|By TIM THORNBERRY
FRANKFORT, Ky. — As Kentucky farmers transition from a tobacco-dependent farm economy to a more diversified one, the Kentucky Department of Agriculture is attempting to help farmers market new products.
One of the KDA’s most successful marketing efforts has been the Kentucky Proud program which has provided numerous avenues for producers to get their goods directly to the public. It got its start through funding by the Kentucky Agricultural Development Board, which was created by the 2000 General Assembly. The Board serves to distribute 50 percent of the state monies received from the Master Settlement Agreement for the purpose of agricultural development in the state.
Kentucky Proud is designed to showcase Kentucky products made or produced by Kentuckians and has been received well by the producers across the state to the tune of more than 500 participants.
With everything from blackberry jam to produce of all kinds to traditional country ham, the program has helped place a multitude of value-added products into venues that include large retail grocers to hometown farmers’ markets.
Producers have been able to place their products in retail stores such as Kroger; Slone’s Signature Markets in Lexington and Morehead; E.W. James and Sons in Lexington; Paul’s, Doll’s and A Taste of Kentucky in Louisville, and Remke Markets in northern Kentucky. They have also had access to events such as the Kentucky State Fair, the Kentucky Derby and Kentucky Crafted-the Market, which is held annually in Louisville and features 300 exhibitors offering crafts, two-dimensional visual art, food products, books & music, children’s craft activities and cultural entertainment.
KDA Spokesman Bill Clary said the program is beginning to catch hold in the farming community.
“The Kentucky Proud program says so much about what the state is all about,” he said. “We’re very committed to using it as a tool for rural economic development. People are really starting to get into this.”
Sisters Belinda Fay and Carla McDowell of McDowell Farms Salsa serve as an example of how the program has made a difference in their transition from a family tobacco farm to their current titles of the “Salsa Sisters.”
The two opened a commercial kitchen in 2004 to broaden their love of making salsa by way of an Ag Development Board grant. It was then they became involved with the Kentucky Proud program that has helped to take them into markets that were unobtainable before.

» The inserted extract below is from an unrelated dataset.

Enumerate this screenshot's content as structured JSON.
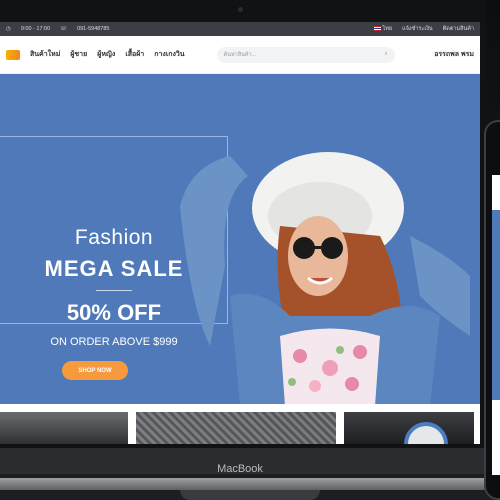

“The program has brought us to events we normally would not have attended which have led to other opportunities,” Fay said. “We participated at last year’s Kentucky Derby Breakfast where we were interview by a television crew. Last week we got a call from a station in California that wants to visit us and film what we are doing in our business. That TV crew was from Sacramento. It does fuel your business to be a part of this program.”
“Kentucky Proud has allowed us to network with other producers and learn new things,” said McDowell. “The program helps a lot to get our product out and the people at KDA are constantly providing us with those opportunities.”
Weisenberger Mills is another participant in the program, only with a little more time in business than most of the others.
“Our business got started in 1863 making flour and corn meal from local grain,” said co-owner Mac Weisenberger. “We moved to our present location (Midway, Ky.) in the 1880s and our present-day facility was built in 1913.
Even with longevity on their side, the company has benefited from the marketing strength of Kentucky Proud.
“The program has gotten our foot in the door of retailers we might not have otherwise been able to get into,” said Weisenberger. “We don’t have the manpower to knock on doors so the program has been like an extra person.”
With such a marketing tool at hand, state producers are finding more and more ways to market their products becoming less and less dependent on tobacco. To learn more about the program or how to become a Kentucky Proud participant visit their website at www.kyproud.com
This farm news was published in the February 8, 2006 issue of Farm World.